Tropical Endomyocardial Fibrosis
Nikolai Schnittke, MD, PhD, Sarah Eragu, MBChB & Rosalia Holzman, MD
Oregon Health & Science University, Mbale Regional Referral Hospital, & Ohio State University
A 23-year-old man with a long-standing history of difficulty in breathing for eight years presented to Mbale Regional Referral Hospital with worsening difficulty in breathing, which is associated with abdominal distension and weight loss. He has no lower limb swelling or yellowing of eyes and is hepatitis B negative. He develops facial puffiness occasionally but notices progressive reduction in the amount of urine passed. Childhood malnutrition history is unclear.
|Blood pressure||Pulse||Respiratory Rate||Pulse Oximetry||Temperature|
|90/60||120||30||Not done||Not done|
General: Wasted, small for age male, no edema, in distress.
HEENT: Silky brown hair, sparsely distributed, normal eyes, nose and throat exam.
Neck: No lymphadenopathy.
Cardiovascular: Tachycardic, JVP is distended, apex is diffused, muffled heart sounds.
Respiratory: Tachypneic. Clear to auscultation bilaterally.
Abdomen: Distended with moderate hepatomegaly and splenomegaly.
Musculoskeletal: Short stature.
Imaging and Laboratory Information
The patient has previously been diagnosed with pericardial effusion based on clinical exam and had undergone landmark directed pericardiocentesis 20 times in the past year. Gram stain and genexpert for M. Tuberculosis were negative. Due to poverty, the family is unable to afford further testing (ECG, labs, imaging) or transfer for definitive care. However, with the initiation of a train-the-trainer program at MRRH, bedside echocardiography became an alternate investigative option.
Clinical Differential Diagnosis
- Recurrent pericarditis
- Endomyocardial fibrosis
- Tuberculosis (ruled out by genexpert)
Ultrasound Imaging Findings
Parasternal Long Axis showing large circumferential pericardial effusion without evidence of right ventricular collapse. Right ventricle and atrium appear dilated. Note hyperechoic myocardium with hypoechoic areas of fibrotic plaque.
Apical view showing loculation of the pericardial effusion and severe right atrial enlargement with compression of left atrium.
Apical view showing loculation of the pericardial effusion and severe right atrial enlargement with compression of left atrium. Fanning demonstrates the extent of the loculated pericardial effusion.
Apical view with severe fibrosis of the apex, infundibulum and ballooning of the right ventricular outflow tract and right atrium. Circumferential pericardial effusion.
Parasternal short axis near the base of the heart showing ballooning of the right ventricular outflow tract.
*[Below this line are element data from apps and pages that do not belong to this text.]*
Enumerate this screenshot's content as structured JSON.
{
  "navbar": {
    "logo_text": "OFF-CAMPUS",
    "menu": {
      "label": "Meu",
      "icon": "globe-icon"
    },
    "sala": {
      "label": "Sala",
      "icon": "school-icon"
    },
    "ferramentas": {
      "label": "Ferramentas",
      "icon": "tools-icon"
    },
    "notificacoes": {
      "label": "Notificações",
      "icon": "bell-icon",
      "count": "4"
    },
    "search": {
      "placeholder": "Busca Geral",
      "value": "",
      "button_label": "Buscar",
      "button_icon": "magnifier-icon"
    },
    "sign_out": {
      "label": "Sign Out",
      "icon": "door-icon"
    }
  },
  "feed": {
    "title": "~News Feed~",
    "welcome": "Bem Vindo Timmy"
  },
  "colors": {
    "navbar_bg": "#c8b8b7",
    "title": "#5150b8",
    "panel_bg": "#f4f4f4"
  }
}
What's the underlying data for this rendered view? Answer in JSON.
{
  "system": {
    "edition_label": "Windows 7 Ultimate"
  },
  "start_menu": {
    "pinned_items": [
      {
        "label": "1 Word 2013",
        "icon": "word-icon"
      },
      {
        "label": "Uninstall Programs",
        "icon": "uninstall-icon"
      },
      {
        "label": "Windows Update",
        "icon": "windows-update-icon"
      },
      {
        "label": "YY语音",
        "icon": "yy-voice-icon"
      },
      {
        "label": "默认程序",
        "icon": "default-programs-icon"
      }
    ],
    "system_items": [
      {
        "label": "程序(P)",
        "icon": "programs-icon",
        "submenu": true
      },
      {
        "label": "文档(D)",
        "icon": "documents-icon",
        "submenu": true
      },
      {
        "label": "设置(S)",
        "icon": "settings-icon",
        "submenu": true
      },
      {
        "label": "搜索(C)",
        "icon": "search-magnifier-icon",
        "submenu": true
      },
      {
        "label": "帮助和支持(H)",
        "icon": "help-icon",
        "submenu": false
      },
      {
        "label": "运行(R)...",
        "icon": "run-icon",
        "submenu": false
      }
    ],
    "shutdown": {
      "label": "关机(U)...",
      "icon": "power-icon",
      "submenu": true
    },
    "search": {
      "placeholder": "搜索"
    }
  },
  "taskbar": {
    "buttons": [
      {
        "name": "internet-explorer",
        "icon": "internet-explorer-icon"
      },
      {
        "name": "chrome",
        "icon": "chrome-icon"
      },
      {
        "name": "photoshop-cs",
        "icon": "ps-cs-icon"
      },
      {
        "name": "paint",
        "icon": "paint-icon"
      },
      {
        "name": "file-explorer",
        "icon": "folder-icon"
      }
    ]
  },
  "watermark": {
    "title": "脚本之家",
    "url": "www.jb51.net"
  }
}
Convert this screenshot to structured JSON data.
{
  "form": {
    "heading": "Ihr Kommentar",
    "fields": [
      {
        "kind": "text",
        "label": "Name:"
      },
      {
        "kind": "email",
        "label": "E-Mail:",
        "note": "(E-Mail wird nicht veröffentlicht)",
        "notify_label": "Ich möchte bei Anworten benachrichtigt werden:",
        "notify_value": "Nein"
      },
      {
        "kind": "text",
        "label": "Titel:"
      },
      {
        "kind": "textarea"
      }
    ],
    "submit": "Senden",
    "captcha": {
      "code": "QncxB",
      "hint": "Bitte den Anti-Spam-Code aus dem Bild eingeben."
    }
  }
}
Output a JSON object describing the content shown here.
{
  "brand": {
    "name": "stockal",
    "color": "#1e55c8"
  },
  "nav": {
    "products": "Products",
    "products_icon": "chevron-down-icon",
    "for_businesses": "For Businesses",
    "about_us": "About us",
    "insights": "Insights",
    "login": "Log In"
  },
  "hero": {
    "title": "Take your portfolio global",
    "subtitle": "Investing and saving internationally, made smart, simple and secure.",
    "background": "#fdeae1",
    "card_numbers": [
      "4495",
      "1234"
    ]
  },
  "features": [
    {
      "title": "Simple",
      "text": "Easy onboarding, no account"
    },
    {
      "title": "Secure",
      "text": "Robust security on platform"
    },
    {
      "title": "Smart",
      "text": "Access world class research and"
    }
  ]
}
Subxiphoid view showing a large circumferential pericardial effusion, no right ventricular collapse during diastole, normal appearing left ventricular function, and a severely dilated right atrium.
Subxiphoid sagittal view showing dilated IVC and hepatic vein without respiratory collapse.
Differential Diagnosis Based on Imaging
- Tropical endomyocardial fibrosis
- Recurrent pericardial effusion/pericarditis
- Right ventricular failure with increased central venous pressures
Clinical Course and/or Management
The patient continues to receive serial pericardiocenteses. Due to cost limitations, he is unable to receive definitive diagnostics (myocardial biopsy or MRI) or transfer for pericardial window or cardiac transplantation.
Tropical endomyocardial fibrosis
Tropical Endomyocardial Fibrosis (EMF) is a poorly understood progressive disease of cardiac failure due to fibrotic restrictive cardiomyopathy. The pathophysiology of this disease is thought to be multifactorial with parasitic infections and eosinophilia, childhood malnutrition, and genetic factors playing key roles in the development of fibrosis.
The natural history of EMF has a bimodal age distribution at ages 10 and 30. The initial acute inflammatory phase is characterized by shortness of breath, chest pain, and pericardial effusions. As the disease progresses to the chronic phase, echocardiography demonstrates heart failure with fibrosis (as in the case described here). Echocardiography is the mainstay of diagnosis and a TTE scoring system for definitive diagnosis and severity is utilized.
EMF is a disease most commonly encountered in limited resource settings where diagnostic options are severely limited. Institution of POCUS training and maintenance in these settings creates critical ability to make the definitive diagnosis. POCUS in these environments is also essential for safe guidance of procedures (e.g. pericardiocentesis) and medical management of resultant heart failure.
- Grimaldi A, Mocumbi AO, Freers J, et al. Tropical Endomyocardial Fibrosis: Natural History, Challenges, and Perspectives. Circulation 2016; 133(24):2503-15.
- Mocumbi AO, Ferreira MB, Sidi D, et al. A population study of endomyocardial fibrosis in a rural area of Mozambique. N Engl J Med 2008; 359(1):43-9.